**TASK DIRECTIONS**
Each entry should be duplicated exactly, with no line missing.

[Page and application data records]
**********

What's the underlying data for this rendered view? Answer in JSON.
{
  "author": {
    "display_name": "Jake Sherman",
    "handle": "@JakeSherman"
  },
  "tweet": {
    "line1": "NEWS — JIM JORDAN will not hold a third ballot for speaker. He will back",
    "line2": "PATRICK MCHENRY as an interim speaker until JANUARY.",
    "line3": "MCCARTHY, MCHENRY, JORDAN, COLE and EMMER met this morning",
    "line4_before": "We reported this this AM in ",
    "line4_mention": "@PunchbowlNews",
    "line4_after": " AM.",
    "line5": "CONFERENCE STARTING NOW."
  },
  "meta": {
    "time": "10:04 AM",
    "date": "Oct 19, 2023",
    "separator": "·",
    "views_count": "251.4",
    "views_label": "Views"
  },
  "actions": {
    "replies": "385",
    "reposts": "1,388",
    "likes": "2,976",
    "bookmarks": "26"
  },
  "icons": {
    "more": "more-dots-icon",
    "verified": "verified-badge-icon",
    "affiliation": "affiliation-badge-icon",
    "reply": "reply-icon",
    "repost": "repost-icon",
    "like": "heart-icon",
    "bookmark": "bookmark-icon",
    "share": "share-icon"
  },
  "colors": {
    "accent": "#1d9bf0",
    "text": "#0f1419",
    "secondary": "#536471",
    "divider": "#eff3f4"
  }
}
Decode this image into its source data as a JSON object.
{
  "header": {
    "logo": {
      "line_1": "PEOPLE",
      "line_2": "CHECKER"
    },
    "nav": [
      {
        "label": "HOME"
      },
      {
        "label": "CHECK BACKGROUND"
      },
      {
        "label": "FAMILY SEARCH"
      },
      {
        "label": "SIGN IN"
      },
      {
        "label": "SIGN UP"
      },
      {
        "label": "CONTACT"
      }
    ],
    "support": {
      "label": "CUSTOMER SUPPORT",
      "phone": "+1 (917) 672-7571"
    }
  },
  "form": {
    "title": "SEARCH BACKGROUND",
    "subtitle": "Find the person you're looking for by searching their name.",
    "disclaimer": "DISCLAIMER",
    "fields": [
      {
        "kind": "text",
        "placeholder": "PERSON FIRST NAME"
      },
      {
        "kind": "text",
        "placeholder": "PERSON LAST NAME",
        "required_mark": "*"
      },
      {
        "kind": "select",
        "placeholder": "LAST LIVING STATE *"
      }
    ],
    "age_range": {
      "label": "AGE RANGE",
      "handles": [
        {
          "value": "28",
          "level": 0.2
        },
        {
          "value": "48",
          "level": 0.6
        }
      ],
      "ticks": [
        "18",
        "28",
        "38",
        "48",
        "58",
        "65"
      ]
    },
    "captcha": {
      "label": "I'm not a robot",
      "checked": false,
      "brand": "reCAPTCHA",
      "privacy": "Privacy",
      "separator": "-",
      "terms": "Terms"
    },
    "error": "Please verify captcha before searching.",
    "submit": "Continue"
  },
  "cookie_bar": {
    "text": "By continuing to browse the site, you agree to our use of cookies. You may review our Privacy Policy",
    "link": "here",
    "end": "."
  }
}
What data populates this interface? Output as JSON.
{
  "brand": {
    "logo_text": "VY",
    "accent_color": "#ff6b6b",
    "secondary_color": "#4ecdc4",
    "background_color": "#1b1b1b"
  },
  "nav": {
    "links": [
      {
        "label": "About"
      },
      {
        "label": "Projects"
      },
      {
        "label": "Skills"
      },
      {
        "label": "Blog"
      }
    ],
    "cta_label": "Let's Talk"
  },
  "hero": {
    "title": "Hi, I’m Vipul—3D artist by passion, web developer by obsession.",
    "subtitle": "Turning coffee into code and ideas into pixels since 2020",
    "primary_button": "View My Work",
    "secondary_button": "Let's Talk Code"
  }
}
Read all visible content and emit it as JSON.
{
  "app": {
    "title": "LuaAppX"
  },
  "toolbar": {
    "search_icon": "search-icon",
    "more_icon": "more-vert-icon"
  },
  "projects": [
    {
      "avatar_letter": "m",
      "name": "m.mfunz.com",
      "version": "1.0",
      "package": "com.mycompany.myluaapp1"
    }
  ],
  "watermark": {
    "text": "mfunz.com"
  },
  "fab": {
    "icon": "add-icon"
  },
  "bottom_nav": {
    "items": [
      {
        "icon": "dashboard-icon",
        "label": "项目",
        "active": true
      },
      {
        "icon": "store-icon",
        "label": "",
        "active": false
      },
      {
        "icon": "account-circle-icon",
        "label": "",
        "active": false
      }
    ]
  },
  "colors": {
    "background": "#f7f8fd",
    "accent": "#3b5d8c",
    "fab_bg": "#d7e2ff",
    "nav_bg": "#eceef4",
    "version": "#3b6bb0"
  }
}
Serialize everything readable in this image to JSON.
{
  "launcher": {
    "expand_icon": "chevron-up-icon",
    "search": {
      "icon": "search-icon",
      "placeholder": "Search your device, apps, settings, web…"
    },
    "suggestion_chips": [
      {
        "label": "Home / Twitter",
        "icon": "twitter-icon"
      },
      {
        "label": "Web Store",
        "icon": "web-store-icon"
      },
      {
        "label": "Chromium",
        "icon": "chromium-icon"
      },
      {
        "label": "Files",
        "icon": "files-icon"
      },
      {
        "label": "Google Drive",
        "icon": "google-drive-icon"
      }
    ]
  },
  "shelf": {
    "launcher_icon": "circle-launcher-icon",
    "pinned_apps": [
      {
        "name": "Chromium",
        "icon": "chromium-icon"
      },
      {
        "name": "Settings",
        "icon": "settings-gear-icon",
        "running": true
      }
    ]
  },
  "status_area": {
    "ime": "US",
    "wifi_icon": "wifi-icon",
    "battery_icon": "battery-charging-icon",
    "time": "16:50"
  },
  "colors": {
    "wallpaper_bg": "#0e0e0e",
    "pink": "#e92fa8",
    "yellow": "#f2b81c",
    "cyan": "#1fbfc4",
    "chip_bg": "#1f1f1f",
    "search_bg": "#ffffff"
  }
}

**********

**ANSWER BELOW**
What's the underlying data for this rendered view? Answer in JSON.
{
  "author": {
    "display_name": "Jake Sherman",
    "handle": "@JakeSherman"
  },
  "tweet": {
    "line1": "NEWS — JIM JORDAN will not hold a third ballot for speaker. He will back",
    "line2": "PATRICK MCHENRY as an interim speaker until JANUARY.",
    "line3": "MCCARTHY, MCHENRY, JORDAN, COLE and EMMER met this morning",
    "line4_before": "We reported this this AM in ",
    "line4_mention": "@PunchbowlNews",
    "line4_after": " AM.",
    "line5": "CONFERENCE STARTING NOW."
  },
  "meta": {
    "time": "10:04 AM",
    "date": "Oct 19, 2023",
    "separator": "·",
    "views_count": "251.4",
    "views_label": "Views"
  },
  "actions": {
    "replies": "385",
    "reposts": "1,388",
    "likes": "2,976",
    "bookmarks": "26"
  },
  "icons": {
    "more": "more-dots-icon",
    "verified": "verified-badge-icon",
    "affiliation": "affiliation-badge-icon",
    "reply": "reply-icon",
    "repost": "repost-icon",
    "like": "heart-icon",
    "bookmark": "bookmark-icon",
    "share": "share-icon"
  },
  "colors": {
    "accent": "#1d9bf0",
    "text": "#0f1419",
    "secondary": "#536471",
    "divider": "#eff3f4"
  }
}
Decode this image into its source data as a JSON object.
{
  "header": {
    "logo": {
      "line_1": "PEOPLE",
      "line_2": "CHECKER"
    },
    "nav": [
      {
        "label": "HOME"
      },
      {
        "label": "CHECK BACKGROUND"
      },
      {
        "label": "FAMILY SEARCH"
      },
      {
        "label": "SIGN IN"
      },
      {
        "label": "SIGN UP"
      },
      {
        "label": "CONTACT"
      }
    ],
    "support": {
      "label": "CUSTOMER SUPPORT",
      "phone": "+1 (917) 672-7571"
    }
  },
  "form": {
    "title": "SEARCH BACKGROUND",
    "subtitle": "Find the person you're looking for by searching their name.",
    "disclaimer": "DISCLAIMER",
    "fields": [
      {
        "kind": "text",
        "placeholder": "PERSON FIRST NAME"
      },
      {
        "kind": "text",
        "placeholder": "PERSON LAST NAME",
        "required_mark": "*"
      },
      {
        "kind": "select",
        "placeholder": "LAST LIVING STATE *"
      }
    ],
    "age_range": {
      "label": "AGE RANGE",
      "handles": [
        {
          "value": "28",
          "level": 0.2
        },
        {
          "value": "48",
          "level": 0.6
        }
      ],
      "ticks": [
        "18",
        "28",
        "38",
        "48",
        "58",
        "65"
      ]
    },
    "captcha": {
      "label": "I'm not a robot",
      "checked": false,
      "brand": "reCAPTCHA",
      "privacy": "Privacy",
      "separator": "-",
      "terms": "Terms"
    },
    "error": "Please verify captcha before searching.",
    "submit": "Continue"
  },
  "cookie_bar": {
    "text": "By continuing to browse the site, you agree to our use of cookies. You may review our Privacy Policy",
    "link": "here",
    "end": "."
  }
}
What data populates this interface? Output as JSON.
{
  "brand": {
    "logo_text": "VY",
    "accent_color": "#ff6b6b",
    "secondary_color": "#4ecdc4",
    "background_color": "#1b1b1b"
  },
  "nav": {
    "links": [
      {
        "label": "About"
      },
      {
        "label": "Projects"
      },
      {
        "label": "Skills"
      },
      {
        "label": "Blog"
      }
    ],
    "cta_label": "Let's Talk"
  },
  "hero": {
    "title": "Hi, I’m Vipul—3D artist by passion, web developer by obsession.",
    "subtitle": "Turning coffee into code and ideas into pixels since 2020",
    "primary_button": "View My Work",
    "secondary_button": "Let's Talk Code"
  }
}
Read all visible content and emit it as JSON.
{
  "app": {
    "title": "LuaAppX"
  },
  "toolbar": {
    "search_icon": "search-icon",
    "more_icon": "more-vert-icon"
  },
  "projects": [
    {
      "avatar_letter": "m",
      "name": "m.mfunz.com",
      "version": "1.0",
      "package": "com.mycompany.myluaapp1"
    }
  ],
  "watermark": {
    "text": "mfunz.com"
  },
  "fab": {
    "icon": "add-icon"
  },
  "bottom_nav": {
    "items": [
      {
        "icon": "dashboard-icon",
        "label": "项目",
        "active": true
      },
      {
        "icon": "store-icon",
        "label": "",
        "active": false
      },
      {
        "icon": "account-circle-icon",
        "label": "",
        "active": false
      }
    ]
  },
  "colors": {
    "background": "#f7f8fd",
    "accent": "#3b5d8c",
    "fab_bg": "#d7e2ff",
    "nav_bg": "#eceef4",
    "version": "#3b6bb0"
  }
}
Serialize everything readable in this image to JSON.
{
  "launcher": {
    "expand_icon": "chevron-up-icon",
    "search": {
      "icon": "search-icon",
      "placeholder": "Search your device, apps, settings, web…"
    },
    "suggestion_chips": [
      {
        "label": "Home / Twitter",
        "icon": "twitter-icon"
      },
      {
        "label": "Web Store",
        "icon": "web-store-icon"
      },
      {
        "label": "Chromium",
        "icon": "chromium-icon"
      },
      {
        "label": "Files",
        "icon": "files-icon"
      },
      {
        "label": "Google Drive",
        "icon": "google-drive-icon"
      }
    ]
  },
  "shelf": {
    "launcher_icon": "circle-launcher-icon",
    "pinned_apps": [
      {
        "name": "Chromium",
        "icon": "chromium-icon"
      },
      {
        "name": "Settings",
        "icon": "settings-gear-icon",
        "running": true
      }
    ]
  },
  "status_area": {
    "ime": "US",
    "wifi_icon": "wifi-icon",
    "battery_icon": "battery-charging-icon",
    "time": "16:50"
  },
  "colors": {
    "wallpaper_bg": "#0e0e0e",
    "pink": "#e92fa8",
    "yellow": "#f2b81c",
    "cyan": "#1fbfc4",
    "chip_bg": "#1f1f1f",
    "search_bg": "#ffffff"
  }
}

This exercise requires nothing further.